_Problem statement_: Your job is to retype the records exactly while dropping every picture.

[[ Records supplied, beginning ]]

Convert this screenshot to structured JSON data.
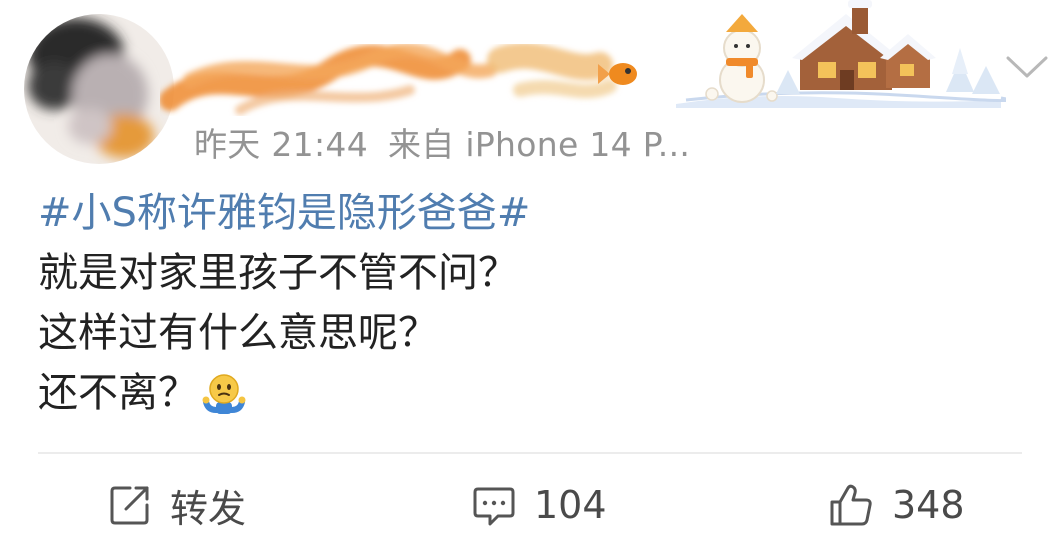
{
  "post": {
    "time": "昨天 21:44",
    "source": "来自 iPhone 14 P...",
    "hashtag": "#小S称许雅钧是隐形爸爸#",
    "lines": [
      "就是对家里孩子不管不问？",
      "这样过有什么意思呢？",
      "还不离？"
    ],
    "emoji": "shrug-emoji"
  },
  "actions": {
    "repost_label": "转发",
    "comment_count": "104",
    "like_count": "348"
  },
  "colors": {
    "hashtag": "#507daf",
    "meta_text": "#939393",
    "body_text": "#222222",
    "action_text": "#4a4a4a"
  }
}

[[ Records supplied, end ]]

_Your solution_:
Convert this screenshot to structured JSON data.
{
  "post": {
    "time": "昨天 21:44",
    "source": "来自 iPhone 14 P...",
    "hashtag": "#小S称许雅钧是隐形爸爸#",
    "lines": [
      "就是对家里孩子不管不问？",
      "这样过有什么意思呢？",
      "还不离？"
    ],
    "emoji": "shrug-emoji"
  },
  "actions": {
    "repost_label": "转发",
    "comment_count": "104",
    "like_count": "348"
  },
  "colors": {
    "hashtag": "#507daf",
    "meta_text": "#939393",
    "body_text": "#222222",
    "action_text": "#4a4a4a"
  }
}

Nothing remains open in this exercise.